Kaminsky is a throwback, who merits inclusion on these pages because of his detectives: Toby Peters investigates film stars good and bad in Kaminsky's most famous series (24 books), and his Inspector Inspector Porfiry Petrovich Rostnikov is a Moscow police inspector in a second 16-book series that covered almost 30 years.
Born in Chicago in 1934, Kaminsky said that he spent his adolescence immersed in pulp fiction and Hollywood cinema. He earned a B.S. in journalism and an M.A. in English from the University of Illinois, which he attended on a soccer scholarship. After time in the army, Kaminsky wrote film criticism and biographies of the great actors and directors of Hollywood’s golden age.
He earned a Ph.D. in film studies from Northwestern University in 1972, writing his dissertation about director Don Siegel. In 1977, when a planned biography of Charlton Heston fell through, he wrote his first Toby Peters novel, Bullet For A Star. He taught film studies at Northwestern for 16 years, and then at Florida State for six years.

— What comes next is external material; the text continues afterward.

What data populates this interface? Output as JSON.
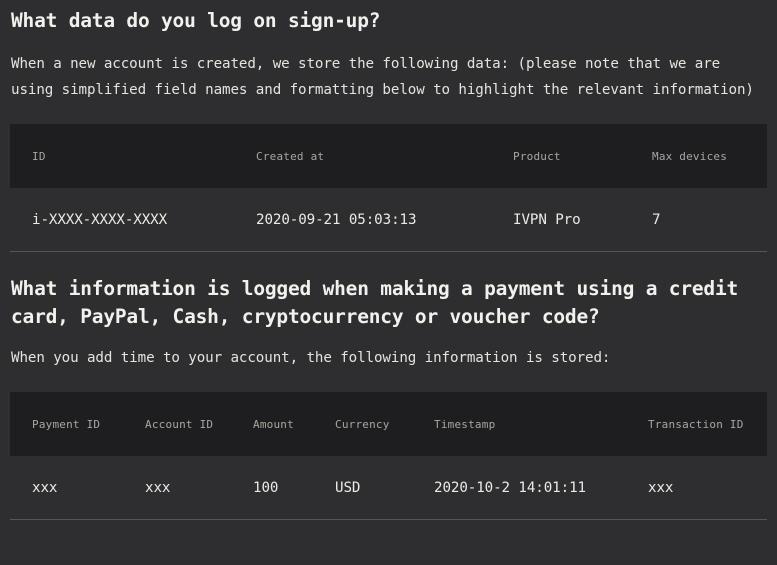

His detective, Kaminsky said, was the anti-Phillip Marlowe, somewhat shabby but gentle, polite and reflective even when his cases were not. A stickler for historic detail, Kaminsly's series in both Hollywood and Moscow were praised for their period accuracy down to the smallest details.
He was a president of the Mystery Writers of American and cited as a source of inspiration by fellow-Chicagoan Sara Paretsky, who dedicated her first novel to him. His most famous novels were Bullet for a Star, which introduced Toby Peters, whose client was Errol Flynn; “To Catch a Spy, which featured Cary Grant; and Mildred Pierced, in which a woman is shot with a crossbow, and only Joan Crawford can save her innocent husband from wrongful conviction.
This kind of intertextual play highlighted Kaminsky's novels. "Toby Peters" is a combination of his first two childrens' names. In the Rostnikov series, the detective is a covert fan of Ed McBain mysteries. In The Melting Clock (1991), Toby Peters works for Salvador Dali, who remarks that “Very few people know who I am, and I am not one of them.”
Kaminsky also wrote for television and film. He died of hepititus while waiting for a liver transplant.